Friday, February 11, 2011

A Culinary Holiday: Sago Gula Malacca

I managed to head out for a ski today despite the rotten trail conditions.  We're in bad BAD need of a fresh dump of snow to salvage the remainder of the cross-country ski season.  It did snow today, but not near enough what I was hoping.  I almost think this may have been my last ski of the season.  Since the winter fun is coming to an end, I decided to set my efforts on more tropical activities--making Sago Gula Malacca.  

Sago Gula Malacca is kind of like tapioca pudding but 10, 20, 50, 1000 times better!  The sago pearls are much smaller than what you find in regular tapioca, and they don't sit in gloppy, pasty custard.  No, these pearls swim in creamy coconut milk and sweet sweet gula malacca.  Gula malacca is palm sugar and kind of tastes like burnt sugar.  It's delicious!  I was remembering a visit back to Malaysia where my dad and I had spent a couple of hours hiking in Bako National Park.  It was hot, and we were both soaked with sweat.  After our hike, we ended up leaving the island by boat and my relatives took us to a little outdoor stall to have sago gula malacca.  I don't remember where this place was, but I do remember my Aunty Elizabeth accidentally walking over top of some rice that was laid out to dry.  I sure hope they washed the rice before they served it, but it was the kind of place where you wouldn't be surprised if they didn't.  Anyway, we sat down and ordered bowls of sago gula malacca for everyone and we absolutely devoured it.  It was so delicious that we immediately placed a second order and seriously considered a third.  I just remember the cool sago pearls and the sweetness of the gula malacca was so refreshing.  The last time we were in Malaysia, I asked about the place but I got the confusing impression that perhaps it wasn't a good idea to eat there anymore for "hygenic" reasons.  Maybe that's why the sago gula malacca was so tasty?  Anyways, here's my version of the dessert--yes Malaysian relatives, even though it's snowing outside and below 0'C, we can still manage to enjoy some Malaysian treats.
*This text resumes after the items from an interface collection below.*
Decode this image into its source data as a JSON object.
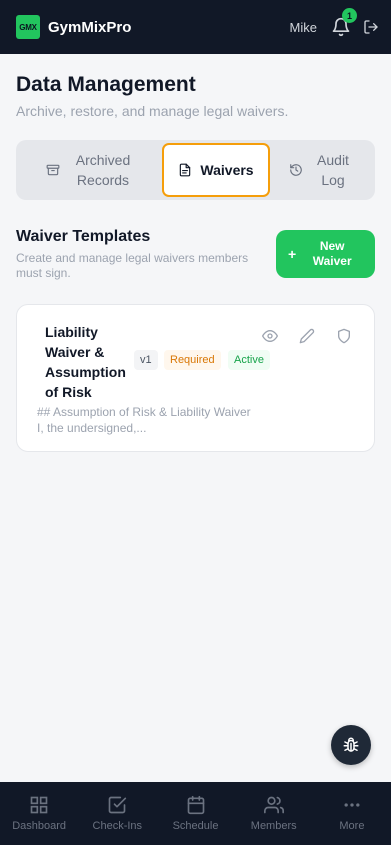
{
  "app": {
    "logo_text": "GMX",
    "name": "GymMixPro"
  },
  "header": {
    "user": "Mike",
    "notification_count": "1"
  },
  "page": {
    "title": "Data Management",
    "subtitle": "Archive, restore, and manage legal waivers."
  },
  "tabs": [
    {
      "label": "Archived Records",
      "icon": "archive-icon",
      "active": false
    },
    {
      "label": "Waivers",
      "icon": "document-icon",
      "active": true
    },
    {
      "label": "Audit Log",
      "icon": "history-icon",
      "active": false
    }
  ],
  "section": {
    "title": "Waiver Templates",
    "description": "Create and manage legal waivers members must sign.",
    "new_button": "New Waiver"
  },
  "waiver": {
    "title": "Liability Waiver & Assumption of Risk",
    "version": "v1",
    "required": "Required",
    "status": "Active",
    "preview": "## Assumption of Risk & Liability Waiver I, the undersigned,..."
  },
  "bottom_nav": [
    {
      "label": "Dashboard",
      "icon": "grid-icon"
    },
    {
      "label": "Check-Ins",
      "icon": "check-square-icon"
    },
    {
      "label": "Schedule",
      "icon": "calendar-icon"
    },
    {
      "label": "Members",
      "icon": "users-icon"
    },
    {
      "label": "More",
      "icon": "more-icon"
    }
  ],
  "colors": {
    "accent": "#22c55e",
    "active_tab_border": "#f59e0b",
    "dark": "#111827"
  }
}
I started with 4 ingredients-sago pearls, gula malacca, pandan leaves and coconut milk.  Yes, that's ice crystals on the pandan leaves--one limitation of living in Canada--no fresh coconut milk or pandan leaves.

First, I chopped up the gula malacca and dissolved it in boiling water.
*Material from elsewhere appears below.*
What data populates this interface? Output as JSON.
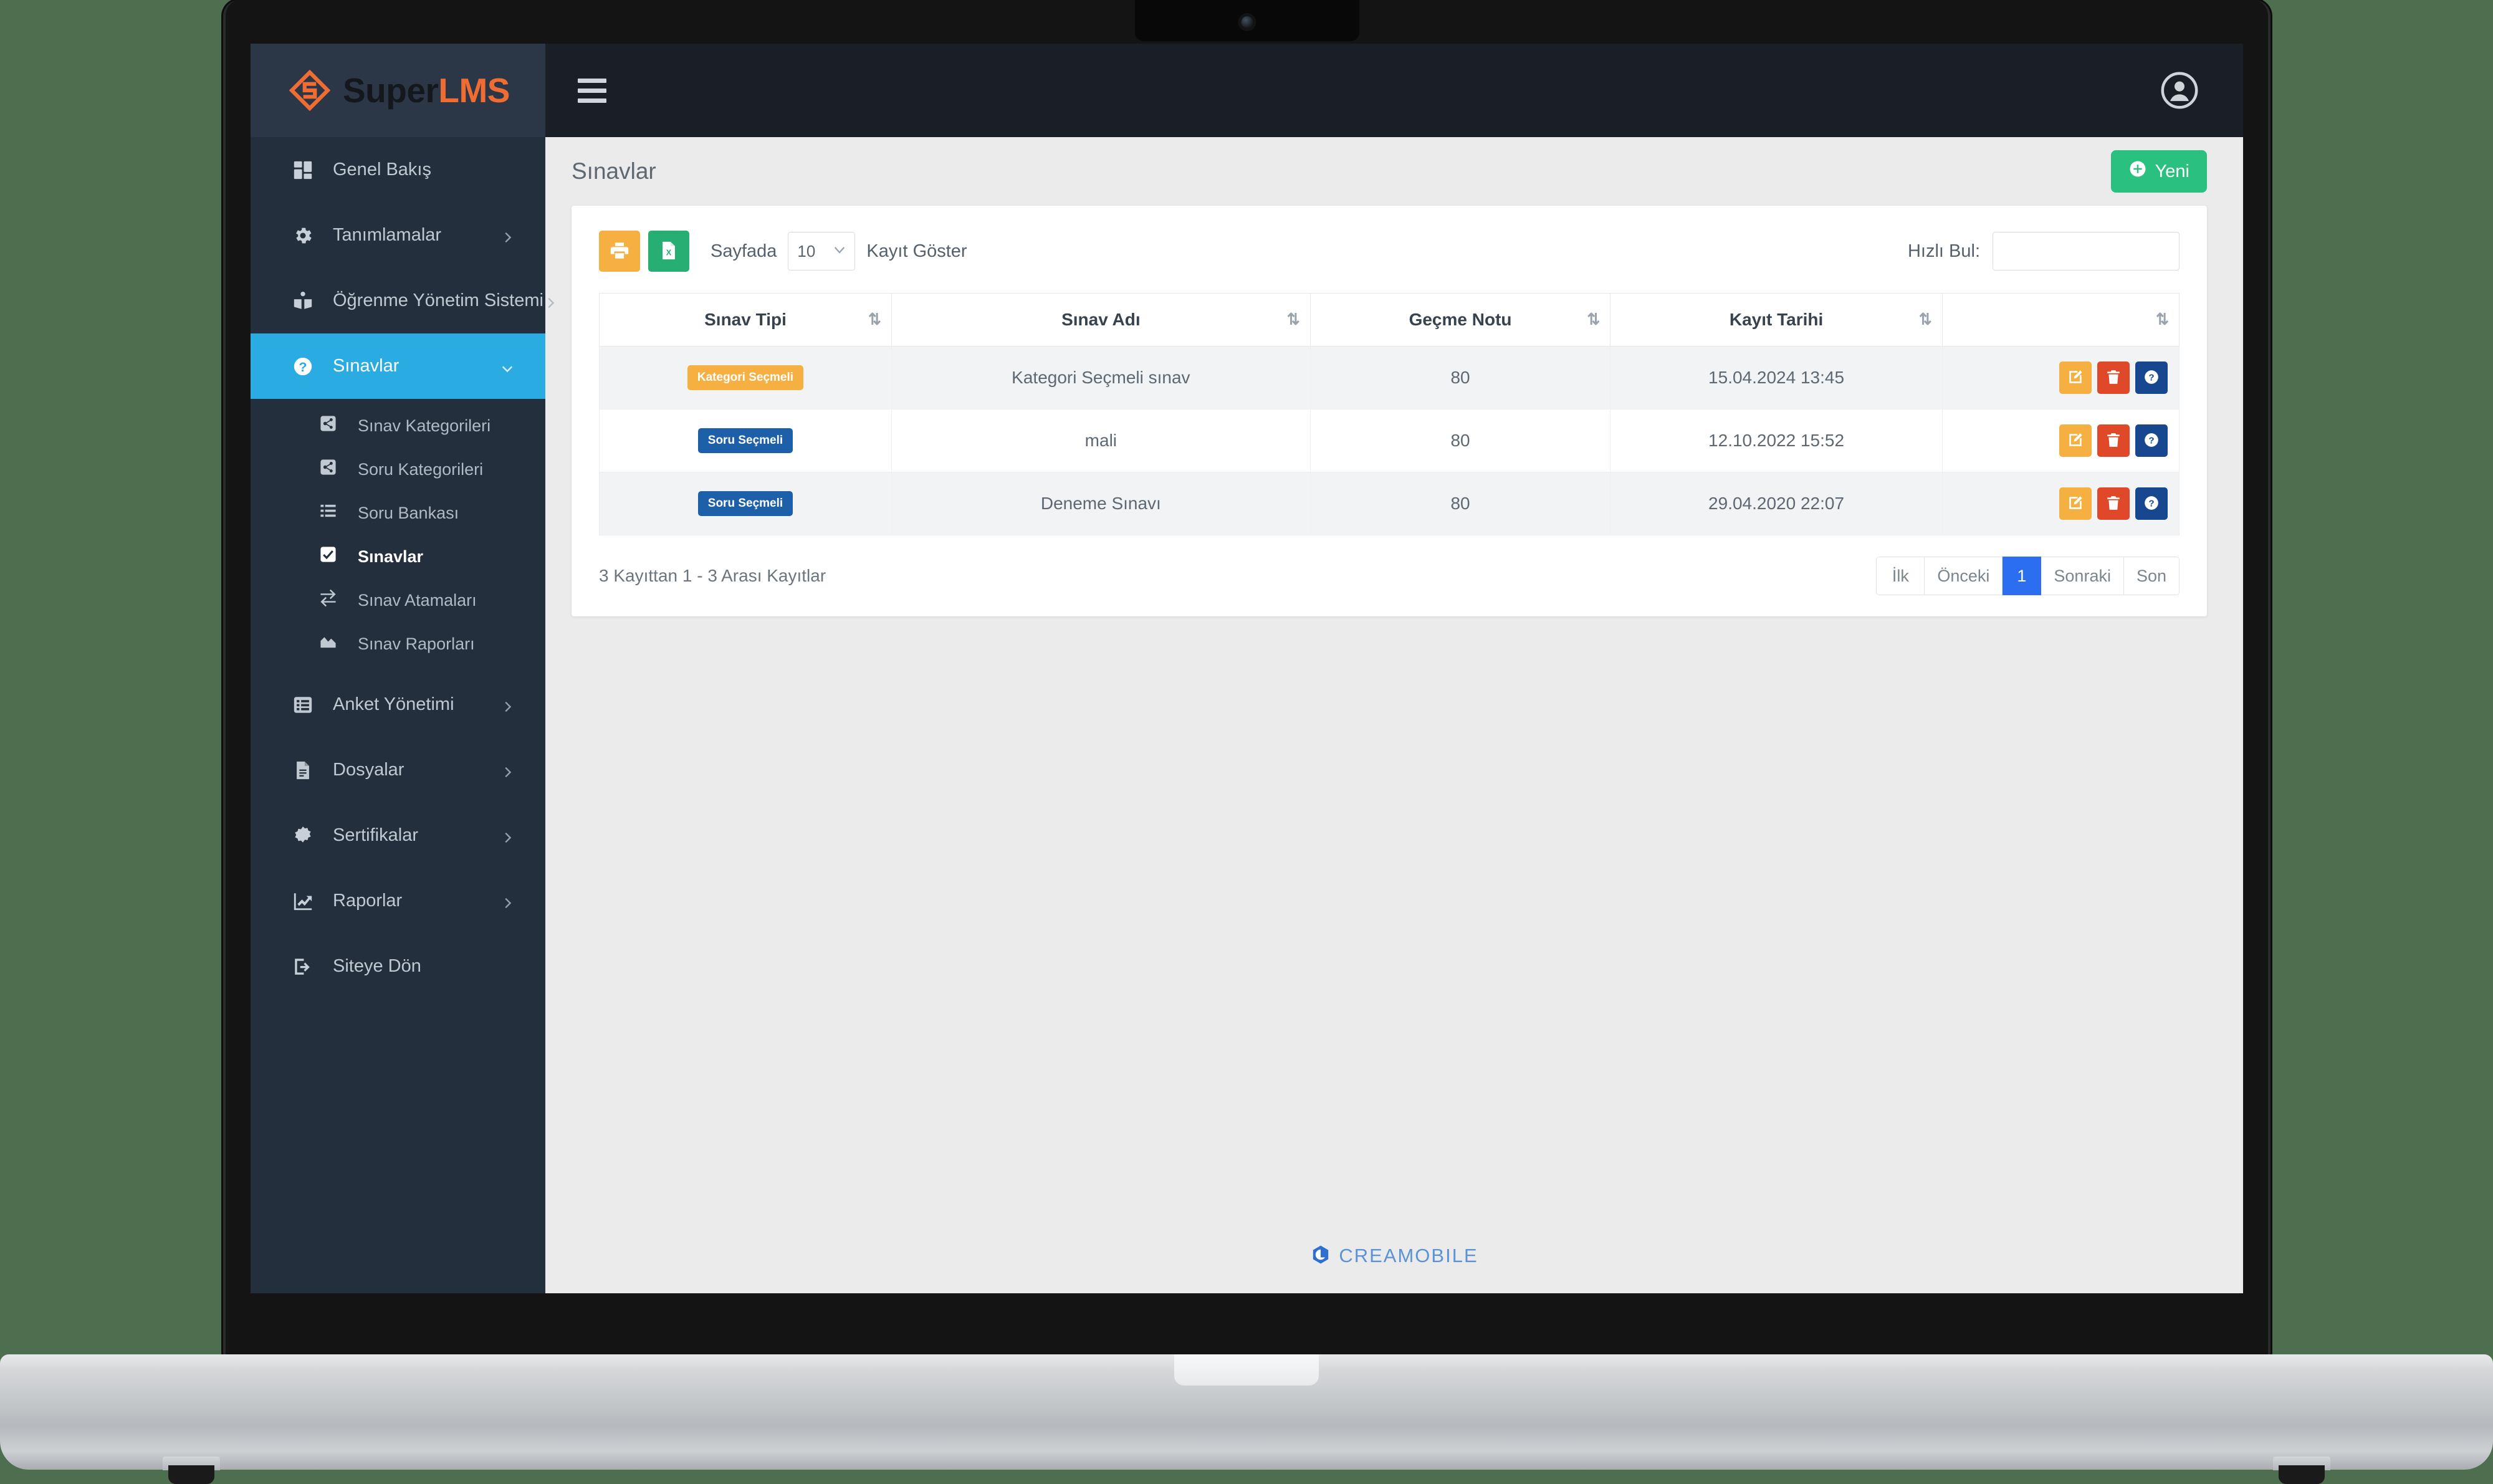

I ended up with a syrup like this:

 It's a good idea to strain the syrup afterwards, this batch wasn't too bad, but you can see what sort of debris is left behind.

Then I boiled the pandan leaves in water for about 10 minutes to release the essence.  Pandan has a very pleasant smell.  I guess the closest description would be that it smells like grass.  Doesn't sound very appetizing?  Well... pretend you're a cow in the midst of a field full of the longest, lushest, freshest, greenest and sweetest grass around.  That's what pandan smells like--deliciously grassy.

Some recipes say that using pandan leaves discolor the sago pearls-as you can see below the water has a yellowish tint to it

If you don't want yellowish sago pearls then don't use pandan leaves, but I'm all about taste, not presentation as you'll later see.

After the pandan leaves have boiled long enough, you remove them and add the sago pearls.  Eventually the sago pearls lose their white color and become clear

They also become quite sticky and starchy

After they've boiled long enough you rinse them in cold water 

And stick them in molds and chill them.

When they are chilled enough, you drown them in gula malacca syrup and coconut milk!

It may not look pretty, but boy was it ever tasty!  Wish you were here mom and dad!


Joyce said...


Anonymous said...

Daddy said,

Why you always make the delicious stuff when I am not around? On my second thought the stuff look like many small tailess babies which will become green frogs and hopping around along the Sawarak River bank. When you eat some of them you will have a feeling that many green frogs in your throat. May be I am jealous by making this comment since I do not have the chance to enjoy the delicious stuff. Now you understand what the old man want to tell you. Keep on trying and tasting different stuff. Love always, Daddy.